• **Data for review**
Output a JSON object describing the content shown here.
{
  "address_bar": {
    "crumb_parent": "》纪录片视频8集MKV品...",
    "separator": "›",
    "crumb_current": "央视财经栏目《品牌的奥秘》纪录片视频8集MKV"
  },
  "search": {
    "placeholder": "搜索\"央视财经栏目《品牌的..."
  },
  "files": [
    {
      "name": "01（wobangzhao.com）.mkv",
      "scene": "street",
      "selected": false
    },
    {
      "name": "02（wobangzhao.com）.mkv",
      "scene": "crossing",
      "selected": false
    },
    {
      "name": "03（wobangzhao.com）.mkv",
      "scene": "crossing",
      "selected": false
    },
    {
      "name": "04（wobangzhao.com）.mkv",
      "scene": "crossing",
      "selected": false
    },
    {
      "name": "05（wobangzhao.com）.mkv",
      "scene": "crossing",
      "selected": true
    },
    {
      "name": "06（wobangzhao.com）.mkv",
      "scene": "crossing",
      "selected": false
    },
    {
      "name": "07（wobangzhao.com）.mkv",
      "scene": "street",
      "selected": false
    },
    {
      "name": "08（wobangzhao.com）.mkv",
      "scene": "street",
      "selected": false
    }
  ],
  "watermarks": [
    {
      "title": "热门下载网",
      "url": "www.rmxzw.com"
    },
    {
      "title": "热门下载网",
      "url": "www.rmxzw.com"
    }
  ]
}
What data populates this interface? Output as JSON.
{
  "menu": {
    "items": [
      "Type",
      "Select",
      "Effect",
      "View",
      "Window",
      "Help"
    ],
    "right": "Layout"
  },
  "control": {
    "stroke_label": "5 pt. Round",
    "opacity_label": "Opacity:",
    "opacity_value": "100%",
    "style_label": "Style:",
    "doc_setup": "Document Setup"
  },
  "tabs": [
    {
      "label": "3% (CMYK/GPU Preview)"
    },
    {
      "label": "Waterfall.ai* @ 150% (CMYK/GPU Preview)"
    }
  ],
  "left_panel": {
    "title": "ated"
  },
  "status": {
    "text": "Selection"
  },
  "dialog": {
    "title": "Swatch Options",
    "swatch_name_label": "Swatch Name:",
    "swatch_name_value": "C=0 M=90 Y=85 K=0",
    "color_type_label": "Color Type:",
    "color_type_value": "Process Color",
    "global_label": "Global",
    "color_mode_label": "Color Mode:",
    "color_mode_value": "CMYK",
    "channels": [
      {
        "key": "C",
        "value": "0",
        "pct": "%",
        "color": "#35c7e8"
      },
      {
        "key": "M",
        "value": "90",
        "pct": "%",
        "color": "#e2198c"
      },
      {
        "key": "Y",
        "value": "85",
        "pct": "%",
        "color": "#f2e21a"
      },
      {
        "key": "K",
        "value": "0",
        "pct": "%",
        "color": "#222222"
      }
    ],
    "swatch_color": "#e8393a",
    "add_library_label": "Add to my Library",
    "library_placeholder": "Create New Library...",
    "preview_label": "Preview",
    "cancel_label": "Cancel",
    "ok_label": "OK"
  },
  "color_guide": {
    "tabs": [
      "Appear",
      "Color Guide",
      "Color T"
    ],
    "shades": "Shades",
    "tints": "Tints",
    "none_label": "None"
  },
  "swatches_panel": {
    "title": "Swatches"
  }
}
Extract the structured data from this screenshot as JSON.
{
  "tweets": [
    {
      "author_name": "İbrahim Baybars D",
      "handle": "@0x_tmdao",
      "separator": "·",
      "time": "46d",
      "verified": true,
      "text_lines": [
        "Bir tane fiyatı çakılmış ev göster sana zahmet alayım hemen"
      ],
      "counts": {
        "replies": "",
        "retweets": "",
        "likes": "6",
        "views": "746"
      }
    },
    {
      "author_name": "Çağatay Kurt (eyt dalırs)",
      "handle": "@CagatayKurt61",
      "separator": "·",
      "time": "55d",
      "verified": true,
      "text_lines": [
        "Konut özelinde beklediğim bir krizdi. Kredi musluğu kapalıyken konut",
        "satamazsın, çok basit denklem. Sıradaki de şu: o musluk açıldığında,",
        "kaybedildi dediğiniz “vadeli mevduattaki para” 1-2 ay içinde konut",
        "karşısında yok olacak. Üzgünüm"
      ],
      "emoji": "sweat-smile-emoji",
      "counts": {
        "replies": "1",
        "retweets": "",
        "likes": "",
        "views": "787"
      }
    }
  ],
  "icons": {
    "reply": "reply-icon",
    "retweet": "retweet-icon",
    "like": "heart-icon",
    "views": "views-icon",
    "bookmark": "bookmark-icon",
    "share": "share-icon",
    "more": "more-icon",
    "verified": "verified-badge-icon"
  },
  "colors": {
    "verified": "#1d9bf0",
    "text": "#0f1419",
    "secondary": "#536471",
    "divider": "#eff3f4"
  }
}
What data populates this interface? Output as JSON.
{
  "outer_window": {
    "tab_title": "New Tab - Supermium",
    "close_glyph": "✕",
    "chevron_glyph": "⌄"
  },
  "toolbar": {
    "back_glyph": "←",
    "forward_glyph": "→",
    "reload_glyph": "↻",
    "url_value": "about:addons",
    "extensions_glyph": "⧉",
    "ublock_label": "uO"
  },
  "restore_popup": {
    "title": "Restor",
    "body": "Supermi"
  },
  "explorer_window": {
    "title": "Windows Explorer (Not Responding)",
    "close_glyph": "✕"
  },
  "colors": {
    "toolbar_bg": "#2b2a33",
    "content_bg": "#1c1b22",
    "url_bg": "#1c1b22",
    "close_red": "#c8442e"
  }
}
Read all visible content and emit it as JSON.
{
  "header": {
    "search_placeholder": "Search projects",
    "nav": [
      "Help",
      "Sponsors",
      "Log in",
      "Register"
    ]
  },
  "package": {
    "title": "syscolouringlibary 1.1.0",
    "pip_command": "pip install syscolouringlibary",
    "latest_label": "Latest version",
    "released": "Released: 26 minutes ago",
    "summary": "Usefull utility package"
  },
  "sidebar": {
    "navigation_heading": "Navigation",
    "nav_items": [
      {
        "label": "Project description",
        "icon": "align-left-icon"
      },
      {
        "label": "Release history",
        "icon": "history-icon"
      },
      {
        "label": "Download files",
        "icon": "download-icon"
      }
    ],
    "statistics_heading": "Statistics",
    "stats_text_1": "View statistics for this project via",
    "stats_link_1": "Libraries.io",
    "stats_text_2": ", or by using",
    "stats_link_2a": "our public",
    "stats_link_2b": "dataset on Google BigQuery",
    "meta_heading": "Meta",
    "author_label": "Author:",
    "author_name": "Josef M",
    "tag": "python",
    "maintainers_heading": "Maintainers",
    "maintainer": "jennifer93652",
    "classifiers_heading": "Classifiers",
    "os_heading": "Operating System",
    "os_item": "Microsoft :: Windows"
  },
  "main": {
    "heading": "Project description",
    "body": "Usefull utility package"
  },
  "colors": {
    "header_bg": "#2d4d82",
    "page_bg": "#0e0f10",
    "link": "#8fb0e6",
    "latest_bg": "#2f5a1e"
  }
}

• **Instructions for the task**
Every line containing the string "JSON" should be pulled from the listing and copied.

• **Exercise output**
Output a JSON object describing the content shown here.
What data populates this interface? Output as JSON.
Extract the structured data from this screenshot as JSON.
What data populates this interface? Output as JSON.
Read all visible content and emit it as JSON.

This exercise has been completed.